I'm a big Louis CK fan. I've gotten into Internet arguments (yeah, I do that for some God awful reason) over how CK is a prominent feminist. He's not a perfect feminist by any stretch of the imagination, but he understands more than most popular comedians (looking at you, Daniel Tosh) that women--just like any joke about anything--can't just play on age-old stereotypes and regurgitate grade-school level sentiments in goofy voices (Seth MacFarlane at the Oscars, anyone?). You can make be insulting towards women (CK insults everybody) if you're making societal and patriarchal observations that back the punches. CK's characters have personality, life--Tosh's characters are objects he displays for public consumption. They're nothing more than human punching bags.

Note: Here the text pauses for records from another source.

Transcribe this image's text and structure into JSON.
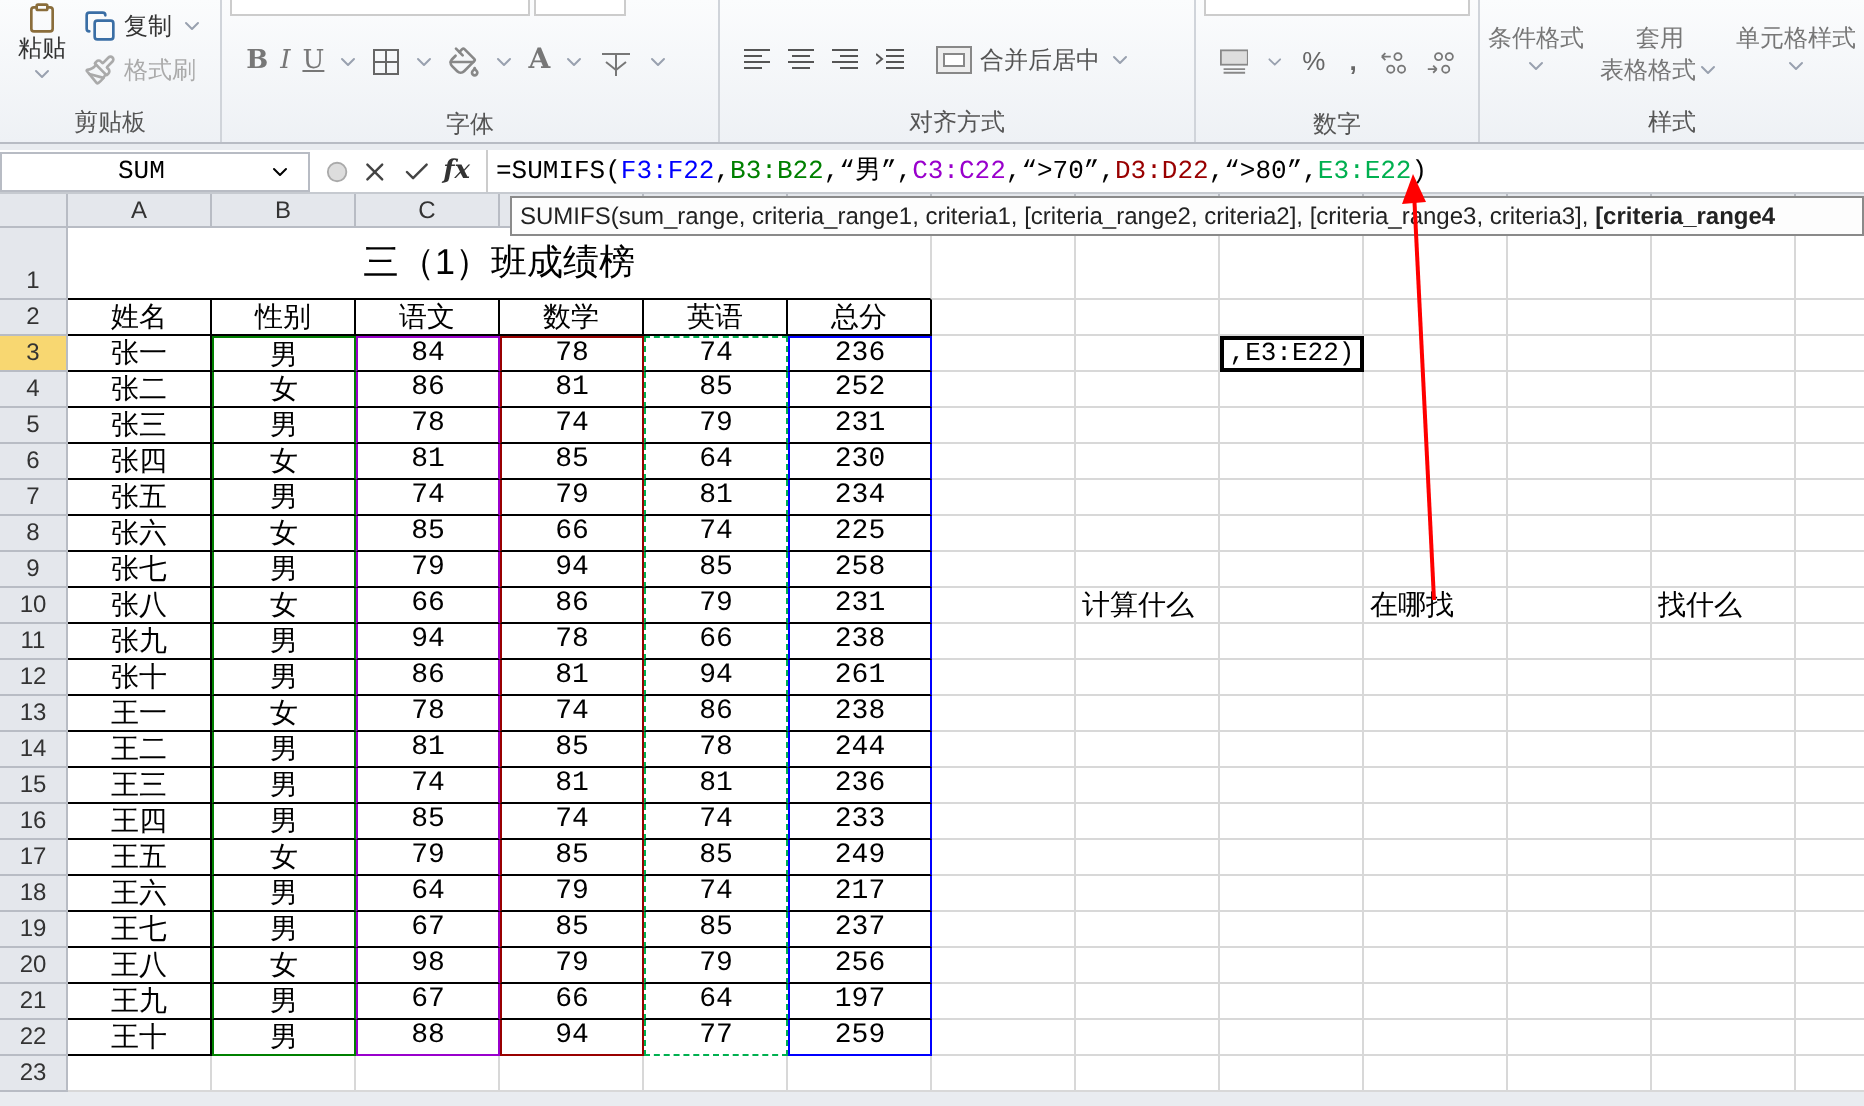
{
  "ribbon": {
    "clipboard": {
      "label": "剪贴板",
      "paste": "粘贴",
      "copy": "复制",
      "format_painter": "格式刷"
    },
    "font": {
      "label": "字体",
      "bold": "B",
      "italic": "I",
      "underline": "U",
      "font_color": "A"
    },
    "alignment": {
      "label": "对齐方式",
      "merge": "合并后居中"
    },
    "number": {
      "label": "数字",
      "percent": "%",
      "comma": ","
    },
    "styles": {
      "label": "样式",
      "conditional": "条件格式",
      "table_format": [
        "套用",
        "表格格式"
      ],
      "cell_styles": "单元格样式"
    }
  },
  "formula_bar": {
    "name_box": "SUM",
    "fx": "fx",
    "formula": [
      {
        "text": "=SUMIFS(",
        "color": "#000000"
      },
      {
        "text": "F3:F22",
        "color": "#0000ff"
      },
      {
        "text": ",",
        "color": "#000000"
      },
      {
        "text": "B3:B22",
        "color": "#008000"
      },
      {
        "text": ",“男”,",
        "color": "#000000"
      },
      {
        "text": "C3:C22",
        "color": "#9900cc"
      },
      {
        "text": ",“>70”,",
        "color": "#000000"
      },
      {
        "text": "D3:D22",
        "color": "#990000"
      },
      {
        "text": ",“>80”,",
        "color": "#000000"
      },
      {
        "text": "E3:E22",
        "color": "#00b050"
      },
      {
        "text": ")",
        "color": "#000000"
      }
    ]
  },
  "tooltip": "SUMIFS(sum_range, criteria_range1, criteria1, [criteria_range2, criteria2], [criteria_range3, criteria3], **[criteria_range4**",
  "column_headers": [
    "A",
    "B",
    "C"
  ],
  "row_headers": [
    {
      "label": "1",
      "selected": false
    },
    {
      "label": "2",
      "selected": false
    },
    {
      "label": "3",
      "selected": true
    },
    {
      "label": "4",
      "selected": false
    },
    {
      "label": "5",
      "selected": false
    },
    {
      "label": "6",
      "selected": false
    },
    {
      "label": "7",
      "selected": false
    },
    {
      "label": "8",
      "selected": false
    },
    {
      "label": "9",
      "selected": false
    },
    {
      "label": "10",
      "selected": false
    },
    {
      "label": "11",
      "selected": false
    },
    {
      "label": "12",
      "selected": false
    },
    {
      "label": "13",
      "selected": false
    },
    {
      "label": "14",
      "selected": false
    },
    {
      "label": "15",
      "selected": false
    },
    {
      "label": "16",
      "selected": false
    },
    {
      "label": "17",
      "selected": false
    },
    {
      "label": "18",
      "selected": false
    },
    {
      "label": "19",
      "selected": false
    },
    {
      "label": "20",
      "selected": false
    },
    {
      "label": "21",
      "selected": false
    },
    {
      "label": "22",
      "selected": false
    },
    {
      "label": "23",
      "selected": false
    }
  ],
  "sheet": {
    "title": "三（1）班成绩榜",
    "header": [
      "姓名",
      "性别",
      "语文",
      "数学",
      "英语",
      "总分"
    ],
    "range_highlights": [
      {
        "color": "#008000",
        "kind": "solid"
      },
      {
        "color": "#9900cc",
        "kind": "solid"
      },
      {
        "color": "#990000",
        "kind": "solid"
      },
      {
        "color": "#00b050",
        "kind": "dashed"
      },
      {
        "color": "#0000ff",
        "kind": "solid"
      }
    ],
    "rows": [
      [
        "张一",
        "男",
        "84",
        "78",
        "74",
        "236"
      ],
      [
        "张二",
        "女",
        "86",
        "81",
        "85",
        "252"
      ],
      [
        "张三",
        "男",
        "78",
        "74",
        "79",
        "231"
      ],
      [
        "张四",
        "女",
        "81",
        "85",
        "64",
        "230"
      ],
      [
        "张五",
        "男",
        "74",
        "79",
        "81",
        "234"
      ],
      [
        "张六",
        "女",
        "85",
        "66",
        "74",
        "225"
      ],
      [
        "张七",
        "男",
        "79",
        "94",
        "85",
        "258"
      ],
      [
        "张八",
        "女",
        "66",
        "86",
        "79",
        "231"
      ],
      [
        "张九",
        "男",
        "94",
        "78",
        "66",
        "238"
      ],
      [
        "张十",
        "男",
        "86",
        "81",
        "94",
        "261"
      ],
      [
        "王一",
        "女",
        "78",
        "74",
        "86",
        "238"
      ],
      [
        "王二",
        "男",
        "81",
        "85",
        "78",
        "244"
      ],
      [
        "王三",
        "男",
        "74",
        "81",
        "81",
        "236"
      ],
      [
        "王四",
        "男",
        "85",
        "74",
        "74",
        "233"
      ],
      [
        "王五",
        "女",
        "79",
        "85",
        "85",
        "249"
      ],
      [
        "王六",
        "男",
        "64",
        "79",
        "74",
        "217"
      ],
      [
        "王七",
        "男",
        "67",
        "85",
        "85",
        "237"
      ],
      [
        "王八",
        "女",
        "98",
        "79",
        "79",
        "256"
      ],
      [
        "王九",
        "男",
        "67",
        "66",
        "64",
        "197"
      ],
      [
        "王十",
        "男",
        "88",
        "94",
        "77",
        "259"
      ]
    ],
    "active_cell": ",E3:E22)",
    "notes": [
      "计算什么",
      "在哪找",
      "找什么"
    ]
  }
}
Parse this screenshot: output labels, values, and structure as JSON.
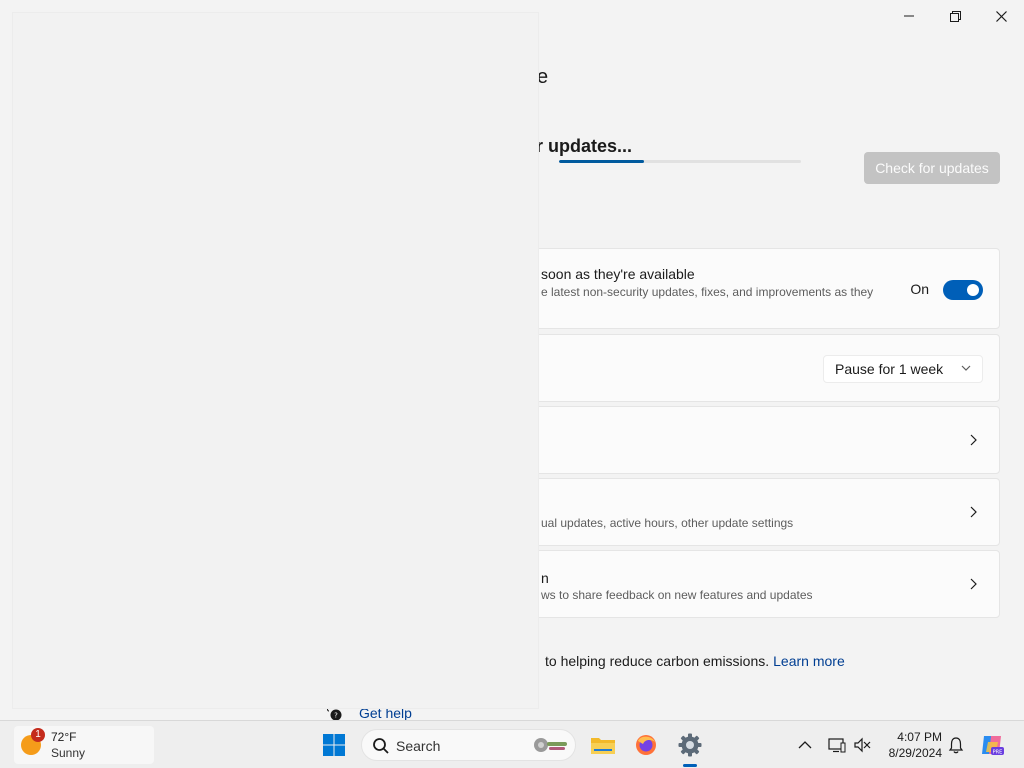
{
  "window": {
    "minimize_icon": "minimize-icon",
    "maximize_icon": "restore-icon",
    "close_icon": "close-icon"
  },
  "page": {
    "title_partial": "e",
    "status_title": "r updates...",
    "check_button_label": "Check for updates",
    "progress_fraction": 0.35
  },
  "cards": {
    "latest_updates": {
      "title": "soon as they're available",
      "subtitle": "e latest non-security updates, fixes, and improvements as they",
      "toggle_label": "On",
      "toggle_on": true
    },
    "pause_updates": {
      "select_value": "Pause for 1 week"
    },
    "update_history": {},
    "advanced_options": {
      "subtitle": "ual updates, active hours, other update settings"
    },
    "insider_program": {
      "title": "n",
      "subtitle": "ws to share feedback on new features and updates"
    }
  },
  "footer": {
    "text": "to helping reduce carbon emissions.",
    "link": "Learn more",
    "help_link": "Get help"
  },
  "taskbar": {
    "weather": {
      "badge": "1",
      "temp": "72°F",
      "condition": "Sunny"
    },
    "search_placeholder": "Search",
    "clock_time": "4:07 PM",
    "clock_date": "8/29/2024",
    "colors": {
      "accent": "#005fb8",
      "link": "#003e92"
    }
  }
}
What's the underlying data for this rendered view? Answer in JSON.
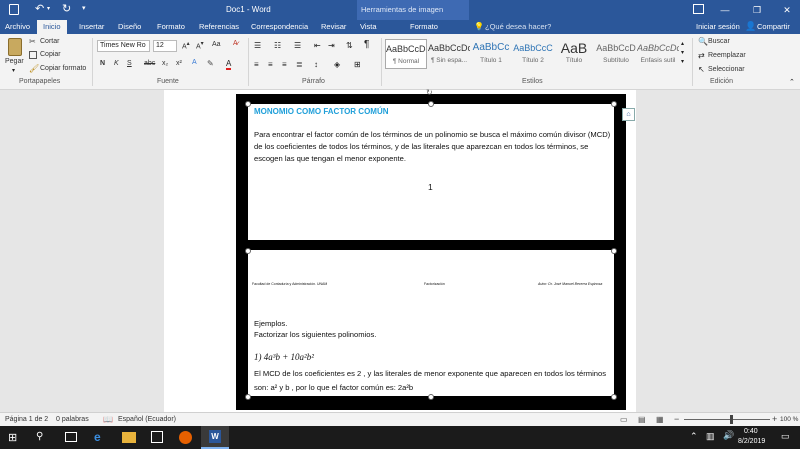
{
  "titlebar": {
    "doc_title": "Doc1 - Word",
    "tools_context": "Herramientas de imagen",
    "minimize": "—",
    "restore": "❐",
    "close": "✕"
  },
  "tabs": {
    "archivo": "Archivo",
    "inicio": "Inicio",
    "insertar": "Insertar",
    "diseno": "Diseño",
    "formato1": "Formato",
    "referencias": "Referencias",
    "correspondencia": "Correspondencia",
    "revisar": "Revisar",
    "vista": "Vista",
    "formato2": "Formato",
    "tellme": "¿Qué desea hacer?",
    "signin": "Iniciar sesión",
    "share": "Compartir"
  },
  "ribbon": {
    "clipboard": {
      "paste": "Pegar",
      "cut": "Cortar",
      "copy": "Copiar",
      "format_painter": "Copiar formato",
      "label": "Portapapeles"
    },
    "font": {
      "font_name": "Times New Ro",
      "font_size": "12",
      "bold": "N",
      "italic": "K",
      "underline": "S",
      "strike": "abc",
      "sub": "x₂",
      "sup": "x²",
      "label": "Fuente"
    },
    "paragraph": {
      "label": "Párrafo",
      "pilcrow": "¶"
    },
    "styles": {
      "label": "Estilos",
      "items": [
        {
          "sample": "AaBbCcDc",
          "name": "¶ Normal"
        },
        {
          "sample": "AaBbCcDc",
          "name": "¶ Sin espa..."
        },
        {
          "sample": "AaBbCc",
          "name": "Título 1"
        },
        {
          "sample": "AaBbCcC",
          "name": "Título 2"
        },
        {
          "sample": "AaB",
          "name": "Título"
        },
        {
          "sample": "AaBbCcD",
          "name": "Subtítulo"
        },
        {
          "sample": "AaBbCcDc",
          "name": "Énfasis sutil"
        }
      ]
    },
    "editing": {
      "find": "Buscar",
      "replace": "Reemplazar",
      "select": "Seleccionar",
      "label": "Edición"
    }
  },
  "document": {
    "heading": "MONOMIO COMO FACTOR COMÚN",
    "para1_line1": "Para encontrar el factor común de los términos de un polinomio se busca el máximo común divisor (MCD)",
    "para1_line2": "de los coeficientes de todos los términos, y de las literales que aparezcan en todos los términos, se",
    "para1_line3": "escogen las que tengan el menor exponente.",
    "page_number": "1",
    "footer_left": "Facultad de Contaduría y Administración. UNAM",
    "footer_center": "Factorización",
    "footer_right": "Autor: Dr. José Manuel Becerra Espinosa",
    "ejemplos": "Ejemplos.",
    "factorizar": "Factorizar los siguientes polinomios.",
    "item1": "1)  4a³b + 10a²b²",
    "mcd_line1": "El MCD de los coeficientes es  2 , y las literales de menor exponente que aparecen en todos los términos",
    "mcd_line2": "son:  a²  y  b , por lo que el factor común es:  2a²b"
  },
  "statusbar": {
    "page": "Página 1 de 2",
    "words": "0 palabras",
    "language": "Español (Ecuador)",
    "zoom": "100 %"
  },
  "taskbar": {
    "time": "0:40",
    "date": "8/2/2019"
  },
  "colors": {
    "word_blue": "#2b579a",
    "heading_blue": "#1f9fd9"
  }
}
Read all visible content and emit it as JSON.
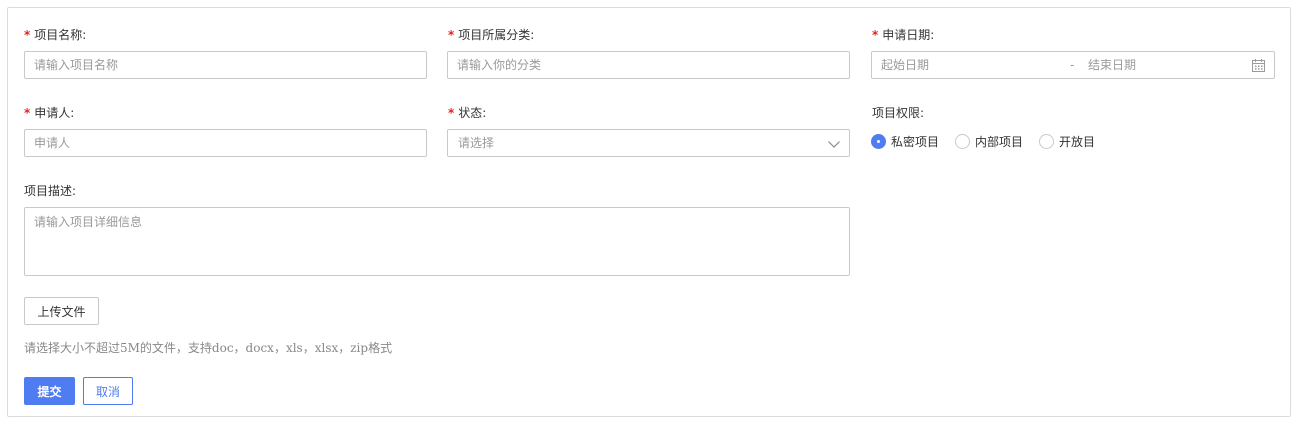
{
  "form": {
    "project_name": {
      "label": "项目名称:",
      "required_mark": "*",
      "placeholder": "请输入项目名称"
    },
    "project_category": {
      "label": "项目所属分类:",
      "required_mark": "*",
      "placeholder": "请输入你的分类"
    },
    "apply_date": {
      "label": "申请日期:",
      "required_mark": "*",
      "start_placeholder": "起始日期",
      "separator": "-",
      "end_placeholder": "结束日期",
      "icon": "calendar-icon"
    },
    "applicant": {
      "label": "申请人:",
      "required_mark": "*",
      "placeholder": "申请人"
    },
    "status": {
      "label": "状态:",
      "required_mark": "*",
      "placeholder": "请选择",
      "icon": "chevron-down-icon"
    },
    "permission": {
      "label": "项目权限:",
      "options": [
        {
          "label": "私密项目",
          "checked": true
        },
        {
          "label": "内部项目",
          "checked": false
        },
        {
          "label": "开放目",
          "checked": false
        }
      ]
    },
    "description": {
      "label": "项目描述:",
      "placeholder": "请输入项目详细信息"
    },
    "upload": {
      "button_label": "上传文件",
      "hint": "请选择大小不超过5M的文件，支持doc，docx，xls，xlsx，zip格式"
    },
    "actions": {
      "submit_label": "提交",
      "cancel_label": "取消"
    }
  },
  "colors": {
    "accent": "#4f7cf0",
    "required": "#e5261a",
    "border": "#c9c9c9",
    "placeholder": "#9a9a9a"
  }
}
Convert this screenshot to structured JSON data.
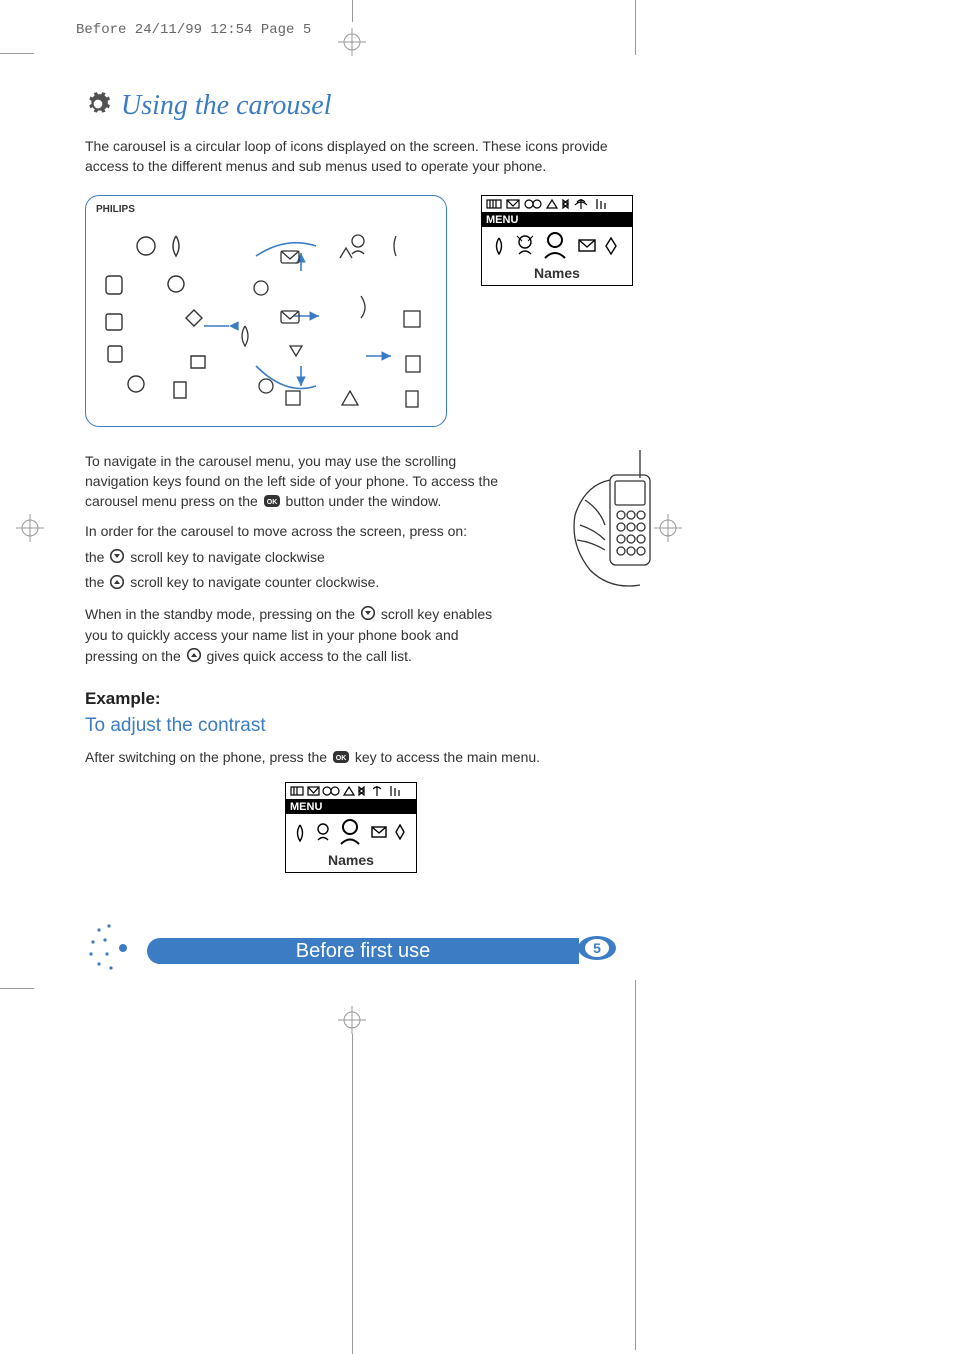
{
  "header": "Before  24/11/99 12:54  Page 5",
  "title": "Using the carousel",
  "intro": "The carousel is a circular loop of icons displayed on the screen.  These icons provide access to the different menus and sub menus used to operate your phone.",
  "brand": "PHILIPS",
  "screen": {
    "menu_label": "MENU",
    "item_label": "Names"
  },
  "nav": {
    "p1": "To navigate in the carousel menu, you may use the scrolling navigation keys found on the left side of your phone.  To access the carousel menu press on the ",
    "p1b": " button under the window.",
    "p2": "In order for the carousel to move across the screen, press on:",
    "l1a": "the ",
    "l1b": " scroll key to navigate clockwise",
    "l2a": "the ",
    "l2b": " scroll key to navigate counter clockwise.",
    "p3a": "When in the standby mode, pressing on the ",
    "p3b": " scroll key enables you to quickly access your name list in your phone book and pressing on the ",
    "p3c": " gives quick access to the call list."
  },
  "example": {
    "heading": "Example:",
    "subheading": "To adjust the contrast",
    "text_a": "After switching on the phone, press the ",
    "text_b": " key to access the main menu."
  },
  "footer": {
    "label": "Before first use",
    "page": "5"
  }
}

CK gets it. And it's beautiful to watch.
This isn't anywhere near his best stand-up performance, but I did notice (after two viewings) that he's easily the most prolific and diverse comedian in the spotlight right now (perhaps...ever?). CK did a roundtable discussion about comedy with Chris Rock, Ricky Gervais, and Jerry Seinfeld, and he pretty much put Seinfeld to shame (I just don't get why this guy is funny). Seinfeld thinks the shows are about him--when he gets up there, people want to hear his classic jokes. CK said he would never get up there and regurgitate his famous jokes. He thinks it should always be a new experience. CK even said that sometimes he'll start with his closing joke on a whim (typically a comedian's best joke), just so he has to build himself up. It improves performance, which should always be evolving and not remaining stagnant.
I never thought I'd praise CK for physical humor. But from flushing a dog down the toilet to putting on his socks (the hardest part of his day) to nasty, bellowing seals ("I'M A SLAAAAAAAAAVE!"), he had it rockin' from all angles. There was nothing here I'd consider a "classic" bit, though. The final act is great, as he discusses the sick thoughts we ALL know we have but bury deep and ignore, but it's nowhere near his dissection of the word "hilarious". Anyway, a small complaint. It works as a whole. His specials are wildly unfocused, but each segment is so funny that I don't really care. I'm glad I don't write about stand-up for a living, that's for damn sure.